= Beginning of Section =
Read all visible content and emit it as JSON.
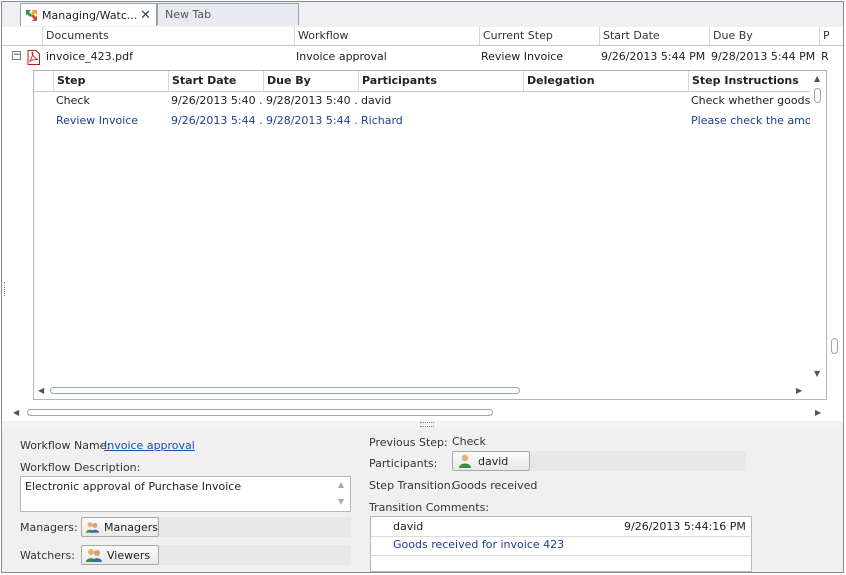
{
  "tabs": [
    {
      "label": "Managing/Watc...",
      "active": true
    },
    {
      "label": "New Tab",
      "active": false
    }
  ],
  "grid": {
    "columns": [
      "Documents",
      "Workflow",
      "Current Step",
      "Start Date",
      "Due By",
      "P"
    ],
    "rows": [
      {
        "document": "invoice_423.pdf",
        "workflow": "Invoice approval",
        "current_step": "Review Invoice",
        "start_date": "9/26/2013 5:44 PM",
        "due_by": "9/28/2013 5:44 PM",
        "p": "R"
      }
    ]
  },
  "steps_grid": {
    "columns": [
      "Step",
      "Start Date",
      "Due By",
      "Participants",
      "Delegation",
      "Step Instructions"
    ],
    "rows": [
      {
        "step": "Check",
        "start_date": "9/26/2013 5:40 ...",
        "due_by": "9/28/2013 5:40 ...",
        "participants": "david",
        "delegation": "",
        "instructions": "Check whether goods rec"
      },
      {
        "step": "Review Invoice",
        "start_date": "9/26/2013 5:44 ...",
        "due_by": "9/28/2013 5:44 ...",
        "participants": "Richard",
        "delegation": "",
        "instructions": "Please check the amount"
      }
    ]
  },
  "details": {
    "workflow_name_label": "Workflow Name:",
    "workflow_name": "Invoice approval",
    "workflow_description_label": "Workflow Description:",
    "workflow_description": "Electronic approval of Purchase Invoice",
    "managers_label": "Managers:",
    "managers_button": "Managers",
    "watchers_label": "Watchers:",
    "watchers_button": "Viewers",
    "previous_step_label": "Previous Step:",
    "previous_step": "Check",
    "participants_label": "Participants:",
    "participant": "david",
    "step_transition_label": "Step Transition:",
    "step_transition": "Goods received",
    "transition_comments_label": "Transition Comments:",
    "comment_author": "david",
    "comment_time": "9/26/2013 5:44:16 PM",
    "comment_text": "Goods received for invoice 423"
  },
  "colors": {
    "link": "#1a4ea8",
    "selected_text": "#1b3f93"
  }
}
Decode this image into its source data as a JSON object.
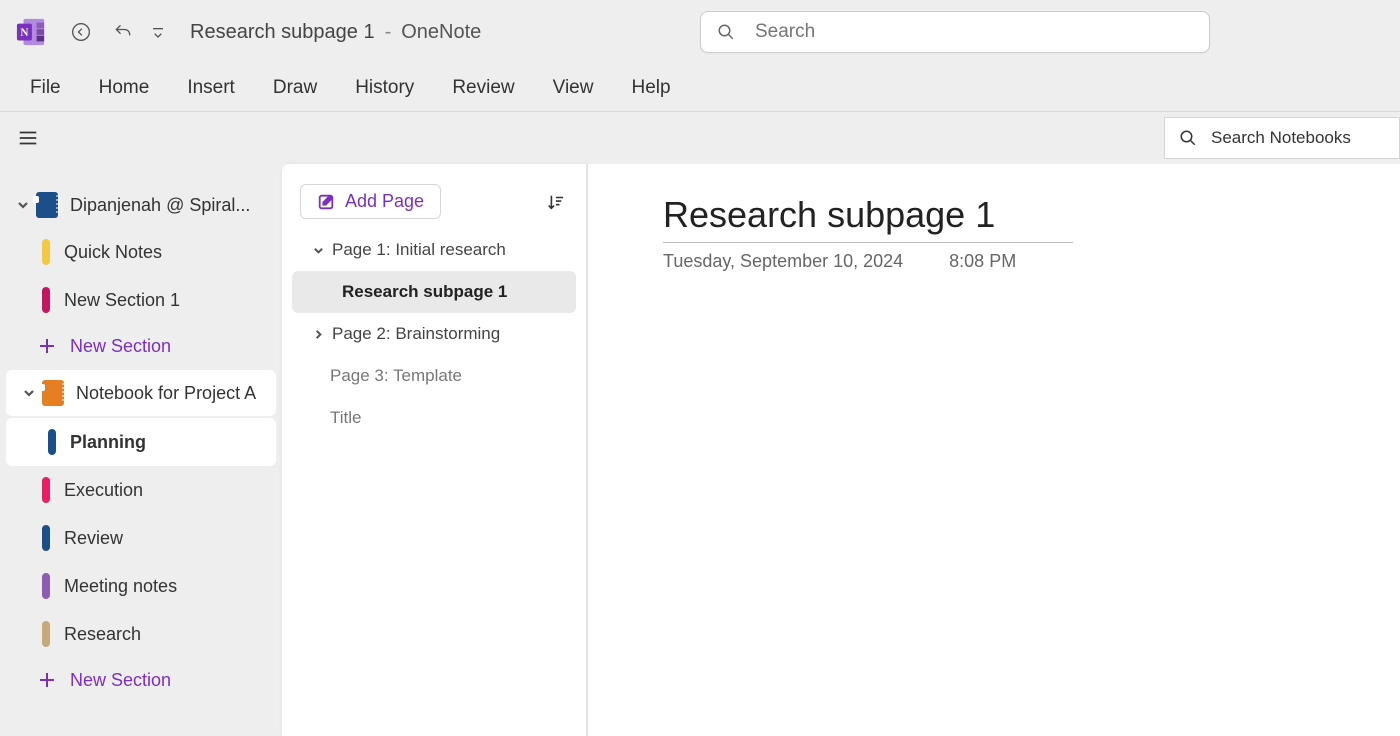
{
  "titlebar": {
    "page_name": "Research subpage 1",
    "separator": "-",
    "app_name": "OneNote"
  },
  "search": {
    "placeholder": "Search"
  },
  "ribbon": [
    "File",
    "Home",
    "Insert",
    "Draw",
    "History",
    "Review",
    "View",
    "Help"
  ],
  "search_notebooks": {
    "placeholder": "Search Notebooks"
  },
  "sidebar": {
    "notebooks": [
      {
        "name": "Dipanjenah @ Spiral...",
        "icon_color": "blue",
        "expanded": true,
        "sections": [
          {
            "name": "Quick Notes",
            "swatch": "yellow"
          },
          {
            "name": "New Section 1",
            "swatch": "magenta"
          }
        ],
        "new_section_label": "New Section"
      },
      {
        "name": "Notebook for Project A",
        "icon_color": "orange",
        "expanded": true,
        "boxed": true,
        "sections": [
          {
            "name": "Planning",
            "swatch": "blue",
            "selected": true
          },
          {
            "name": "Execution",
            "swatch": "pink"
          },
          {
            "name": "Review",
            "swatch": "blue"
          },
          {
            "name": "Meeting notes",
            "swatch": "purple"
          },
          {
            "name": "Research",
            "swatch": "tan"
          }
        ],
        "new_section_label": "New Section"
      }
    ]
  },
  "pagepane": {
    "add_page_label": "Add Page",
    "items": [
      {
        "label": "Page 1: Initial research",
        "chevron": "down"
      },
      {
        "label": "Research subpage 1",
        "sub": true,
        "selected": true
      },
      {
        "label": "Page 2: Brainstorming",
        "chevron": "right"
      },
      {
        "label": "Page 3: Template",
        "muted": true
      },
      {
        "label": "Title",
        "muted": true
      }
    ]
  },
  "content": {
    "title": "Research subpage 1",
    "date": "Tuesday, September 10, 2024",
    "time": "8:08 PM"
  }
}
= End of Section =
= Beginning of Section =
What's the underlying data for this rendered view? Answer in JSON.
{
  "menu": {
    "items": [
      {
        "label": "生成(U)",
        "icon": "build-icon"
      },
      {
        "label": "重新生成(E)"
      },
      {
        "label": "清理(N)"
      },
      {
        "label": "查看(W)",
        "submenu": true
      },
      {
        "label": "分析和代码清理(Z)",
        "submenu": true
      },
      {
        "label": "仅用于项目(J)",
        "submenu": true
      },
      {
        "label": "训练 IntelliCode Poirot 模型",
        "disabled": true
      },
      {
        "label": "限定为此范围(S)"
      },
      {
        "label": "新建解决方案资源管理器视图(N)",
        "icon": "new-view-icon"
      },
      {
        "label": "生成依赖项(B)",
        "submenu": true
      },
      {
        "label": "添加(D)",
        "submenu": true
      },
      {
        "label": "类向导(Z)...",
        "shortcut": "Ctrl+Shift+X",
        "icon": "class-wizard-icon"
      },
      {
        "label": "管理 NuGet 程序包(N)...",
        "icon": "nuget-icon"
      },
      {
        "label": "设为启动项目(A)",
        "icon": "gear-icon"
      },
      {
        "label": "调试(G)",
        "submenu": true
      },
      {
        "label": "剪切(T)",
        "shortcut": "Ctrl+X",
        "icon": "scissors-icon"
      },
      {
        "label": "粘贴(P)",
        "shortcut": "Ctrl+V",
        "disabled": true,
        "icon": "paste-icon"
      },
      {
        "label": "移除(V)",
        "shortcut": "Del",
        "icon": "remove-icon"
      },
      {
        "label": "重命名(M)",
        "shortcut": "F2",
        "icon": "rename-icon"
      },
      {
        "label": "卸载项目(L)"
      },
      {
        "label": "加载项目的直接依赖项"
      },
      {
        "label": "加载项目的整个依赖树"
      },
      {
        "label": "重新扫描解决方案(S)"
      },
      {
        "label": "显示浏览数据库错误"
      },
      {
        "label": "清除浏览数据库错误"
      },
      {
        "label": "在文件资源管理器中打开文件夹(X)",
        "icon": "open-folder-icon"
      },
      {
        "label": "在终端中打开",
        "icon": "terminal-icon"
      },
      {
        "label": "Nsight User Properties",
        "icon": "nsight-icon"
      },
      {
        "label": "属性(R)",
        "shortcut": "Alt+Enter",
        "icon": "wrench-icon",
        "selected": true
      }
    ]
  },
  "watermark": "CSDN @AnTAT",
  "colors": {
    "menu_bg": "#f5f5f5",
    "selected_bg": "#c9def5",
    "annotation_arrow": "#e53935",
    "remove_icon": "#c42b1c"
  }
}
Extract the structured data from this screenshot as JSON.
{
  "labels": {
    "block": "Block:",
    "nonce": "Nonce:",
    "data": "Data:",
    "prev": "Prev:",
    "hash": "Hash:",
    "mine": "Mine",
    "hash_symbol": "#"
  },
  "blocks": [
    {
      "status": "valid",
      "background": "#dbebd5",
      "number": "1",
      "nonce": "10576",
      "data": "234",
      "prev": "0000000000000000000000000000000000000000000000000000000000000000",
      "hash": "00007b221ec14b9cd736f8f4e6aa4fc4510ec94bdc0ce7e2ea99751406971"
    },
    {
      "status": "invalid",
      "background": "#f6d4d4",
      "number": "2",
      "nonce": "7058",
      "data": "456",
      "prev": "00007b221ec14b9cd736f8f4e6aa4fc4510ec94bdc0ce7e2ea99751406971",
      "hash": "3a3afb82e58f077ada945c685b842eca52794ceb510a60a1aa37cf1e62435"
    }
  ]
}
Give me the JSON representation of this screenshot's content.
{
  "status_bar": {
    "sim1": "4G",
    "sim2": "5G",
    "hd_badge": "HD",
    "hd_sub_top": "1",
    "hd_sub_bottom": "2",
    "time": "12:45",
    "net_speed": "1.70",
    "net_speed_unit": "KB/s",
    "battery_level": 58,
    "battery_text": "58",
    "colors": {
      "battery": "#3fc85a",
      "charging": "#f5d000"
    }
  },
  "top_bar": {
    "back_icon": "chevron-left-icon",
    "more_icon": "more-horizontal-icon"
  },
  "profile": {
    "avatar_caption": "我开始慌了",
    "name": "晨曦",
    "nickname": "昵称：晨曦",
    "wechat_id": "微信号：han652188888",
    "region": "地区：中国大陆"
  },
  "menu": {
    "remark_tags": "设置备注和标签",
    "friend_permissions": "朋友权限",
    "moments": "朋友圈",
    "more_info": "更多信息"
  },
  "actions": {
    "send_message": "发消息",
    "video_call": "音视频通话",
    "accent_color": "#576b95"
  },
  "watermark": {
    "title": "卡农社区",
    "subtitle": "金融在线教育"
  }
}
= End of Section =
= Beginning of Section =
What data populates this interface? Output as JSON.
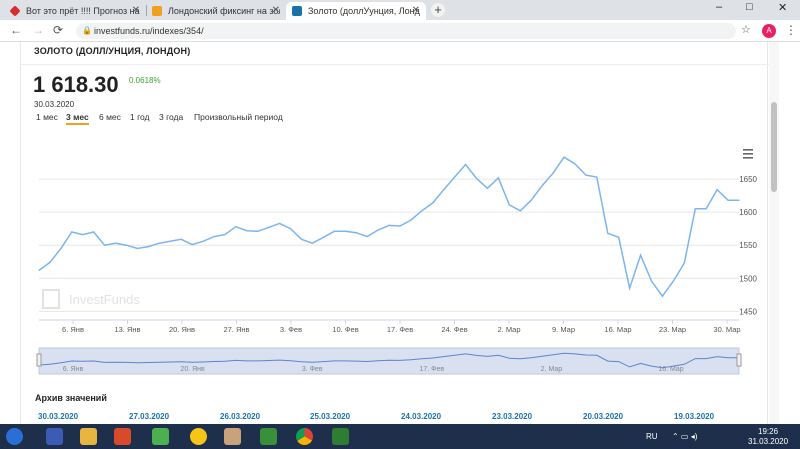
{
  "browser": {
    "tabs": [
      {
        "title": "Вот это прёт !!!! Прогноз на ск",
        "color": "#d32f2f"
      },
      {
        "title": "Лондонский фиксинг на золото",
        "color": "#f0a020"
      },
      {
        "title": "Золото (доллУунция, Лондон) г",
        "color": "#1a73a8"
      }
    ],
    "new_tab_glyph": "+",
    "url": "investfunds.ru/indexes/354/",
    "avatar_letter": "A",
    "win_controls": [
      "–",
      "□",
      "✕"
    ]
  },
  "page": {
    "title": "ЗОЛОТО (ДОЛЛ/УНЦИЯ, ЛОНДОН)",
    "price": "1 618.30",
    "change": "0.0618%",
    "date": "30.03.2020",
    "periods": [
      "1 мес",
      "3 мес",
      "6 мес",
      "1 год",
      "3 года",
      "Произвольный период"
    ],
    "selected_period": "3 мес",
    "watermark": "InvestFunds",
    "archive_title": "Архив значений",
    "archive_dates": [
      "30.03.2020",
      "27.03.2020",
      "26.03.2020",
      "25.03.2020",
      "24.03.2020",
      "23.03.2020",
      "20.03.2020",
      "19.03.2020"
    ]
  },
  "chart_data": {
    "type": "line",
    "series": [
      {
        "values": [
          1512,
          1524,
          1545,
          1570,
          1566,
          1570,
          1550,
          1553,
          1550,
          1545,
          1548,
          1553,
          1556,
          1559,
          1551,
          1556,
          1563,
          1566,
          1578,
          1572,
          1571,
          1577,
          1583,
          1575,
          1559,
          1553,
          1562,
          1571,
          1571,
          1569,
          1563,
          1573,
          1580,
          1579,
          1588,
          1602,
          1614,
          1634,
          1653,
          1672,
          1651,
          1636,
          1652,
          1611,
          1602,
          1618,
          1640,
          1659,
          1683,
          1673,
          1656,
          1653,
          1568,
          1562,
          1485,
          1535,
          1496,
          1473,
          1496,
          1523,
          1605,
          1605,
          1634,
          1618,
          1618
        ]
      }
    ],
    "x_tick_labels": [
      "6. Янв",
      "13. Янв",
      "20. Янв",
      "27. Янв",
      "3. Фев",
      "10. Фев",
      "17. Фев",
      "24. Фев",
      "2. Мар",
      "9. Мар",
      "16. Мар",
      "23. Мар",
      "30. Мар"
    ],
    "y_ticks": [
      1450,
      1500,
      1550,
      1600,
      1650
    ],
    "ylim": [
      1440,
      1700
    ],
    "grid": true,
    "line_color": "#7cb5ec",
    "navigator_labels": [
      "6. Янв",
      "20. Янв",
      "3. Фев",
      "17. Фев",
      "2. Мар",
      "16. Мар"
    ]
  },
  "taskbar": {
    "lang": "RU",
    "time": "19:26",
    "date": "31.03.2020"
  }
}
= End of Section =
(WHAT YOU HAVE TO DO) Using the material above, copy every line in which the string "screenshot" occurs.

(ANSWER SECTION)
Extract the structured data from this screenshot as JSON.
Give me the JSON representation of this screenshot's content.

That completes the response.